“Give yourself permission to make careful decisions about how you’ll spend your time,” she added. “It’s helpful to discern within yourself what feels right. Decide whether to maintain holiday traditions or do something completely different.”
Avoiding all festive, social activities might do more harm than good, however. “A person who’s grieving might end up isolating because they won’t go to places they once went to with the person they’ve lost,” said Gauzens.
Instead, Gauzens suggests planning “something to look forward to after the holiday to reward yourself for getting through the holidays.”
She also stressed the need for self-care, including exercising, eating healthy and staying hydrated. “It’s important to minimize your use of mood altering substances like alcohol,” said Gauzens. “It’s tempting to try to numb the pain, but it comes back.”
Changing customs can make holidays less painful, says Dr. Linda Gulyn, Ph.D., professor of psychology, Marymount University in Arlington. “I like to break with traditions that are familiar and that remind us of the loved one we lost,” she said. “Sometimes it’s good to shake it up and start a new tradition, so you’re looking forward instead of behind you.”
“The days are darker and colder, which exacerbates any sadness that we might be feeling anyway,” said Gulyn. “Hang in there.
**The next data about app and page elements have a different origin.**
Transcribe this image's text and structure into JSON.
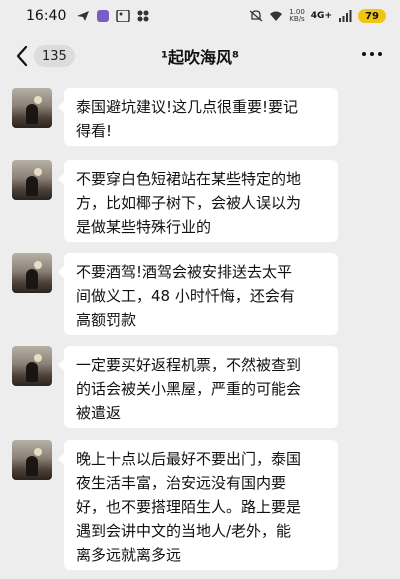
{
  "status_bar": {
    "time": "16:40",
    "net_speed_value": "1.00",
    "net_speed_unit": "KB/s",
    "net_type": "4G+",
    "battery": "79"
  },
  "nav": {
    "unread_count": "135",
    "title": "¹起吹海风⁸"
  },
  "messages": [
    {
      "text": "泰国避坑建议!这几点很重要!要记\n得看!"
    },
    {
      "text": "不要穿白色短裙站在某些特定的地\n方，比如椰子树下，会被人误以为\n是做某些特殊行业的"
    },
    {
      "text": "不要酒驾!酒驾会被安排送去太平\n间做义工，48 小时忏悔，还会有\n高额罚款"
    },
    {
      "text": "一定要买好返程机票，不然被查到\n的话会被关小黑屋，严重的可能会\n被遣返"
    },
    {
      "text": "晚上十点以后最好不要出门，泰国\n夜生活丰富，治安远没有国内要\n好，也不要搭理陌生人。路上要是\n遇到会讲中文的当地人/老外，能\n离多远就离多远"
    }
  ]
}
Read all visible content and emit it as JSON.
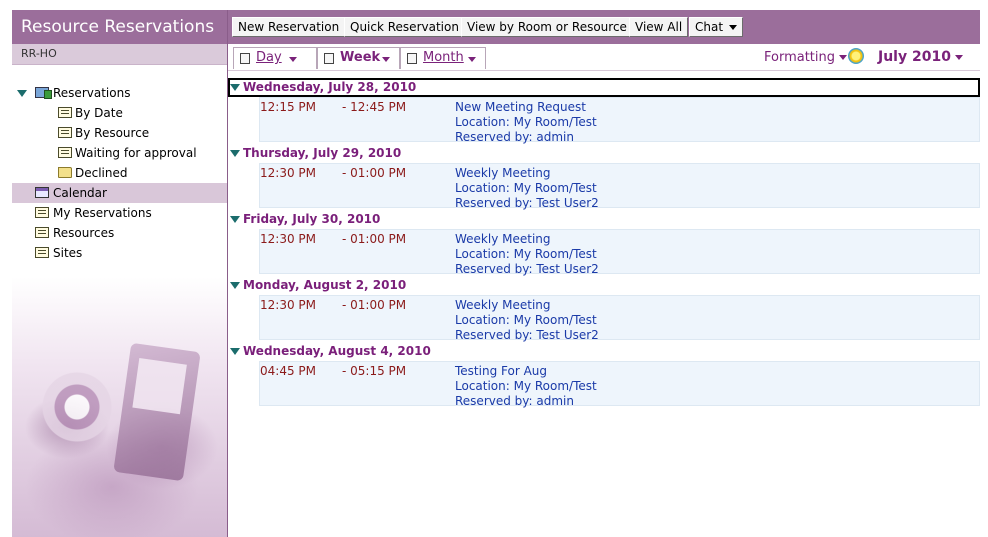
{
  "app": {
    "title": "Resource Reservations",
    "db_name": "RR-HO"
  },
  "nav": {
    "items": [
      {
        "label": "Reservations",
        "icon": "reservations-icon",
        "level": 0,
        "expanded": true
      },
      {
        "label": "By Date",
        "icon": "view-icon",
        "level": 1
      },
      {
        "label": "By Resource",
        "icon": "view-icon",
        "level": 1
      },
      {
        "label": "Waiting for approval",
        "icon": "view-icon",
        "level": 1
      },
      {
        "label": "Declined",
        "icon": "folder-icon",
        "level": 1
      },
      {
        "label": "Calendar",
        "icon": "calendar-icon",
        "level": 0,
        "selected": true
      },
      {
        "label": "My Reservations",
        "icon": "view-icon",
        "level": 0
      },
      {
        "label": "Resources",
        "icon": "view-icon",
        "level": 0
      },
      {
        "label": "Sites",
        "icon": "view-icon",
        "level": 0
      }
    ]
  },
  "toolbar": {
    "new_reservation": "New Reservation",
    "quick_reservation": "Quick Reservation",
    "view_by_room": "View by Room or Resource",
    "view_all": "View All",
    "chat": "Chat"
  },
  "viewbar": {
    "day": "Day",
    "week": "Week",
    "month": "Month",
    "formatting": "Formatting",
    "current_month": "July 2010"
  },
  "days": [
    {
      "date": "Wednesday, July 28, 2010",
      "entries": [
        {
          "start": "12:15 PM",
          "end": "- 12:45 PM",
          "subject": "New Meeting Request",
          "location": "Location: My Room/Test",
          "reserved_by": "Reserved by: admin"
        }
      ]
    },
    {
      "date": "Thursday, July 29, 2010",
      "entries": [
        {
          "start": "12:30 PM",
          "end": "- 01:00 PM",
          "subject": "Weekly Meeting",
          "location": "Location: My Room/Test",
          "reserved_by": "Reserved by: Test User2"
        }
      ]
    },
    {
      "date": "Friday, July 30, 2010",
      "entries": [
        {
          "start": "12:30 PM",
          "end": "- 01:00 PM",
          "subject": "Weekly Meeting",
          "location": "Location: My Room/Test",
          "reserved_by": "Reserved by: Test User2"
        }
      ]
    },
    {
      "date": "Monday, August 2, 2010",
      "entries": [
        {
          "start": "12:30 PM",
          "end": "- 01:00 PM",
          "subject": "Weekly Meeting",
          "location": "Location: My Room/Test",
          "reserved_by": "Reserved by: Test User2"
        }
      ]
    },
    {
      "date": "Wednesday, August 4, 2010",
      "entries": [
        {
          "start": "04:45 PM",
          "end": "- 05:15 PM",
          "subject": "Testing For Aug",
          "location": "Location: My Room/Test",
          "reserved_by": "Reserved by: admin"
        }
      ]
    }
  ],
  "colors": {
    "brand": "#9b6e9b",
    "accent_text": "#7a227a",
    "time_text": "#8b1a1a",
    "entry_text": "#1a3aa8",
    "entry_bg": "#eef5fc"
  }
}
It will feel better and you will get through it. The holidays will go by and we’ll get back into our routine and productive lives that help with healing.
There is a point however, when assistance from a mental health professional is a necessary, Jerome Short, Ph.D., associate professor of psychology, George Mason University in Fairfax. “People should seek professional help if they have significant distress and difficulty in daily self-care and functioning at home or work that has lasted more than two weeks without improvement,” he said. “Common symptoms for depression are low mood, lack of pleasure in previously enjoyable activities, social isolation, and thoughts of hopelessness and helplessness.”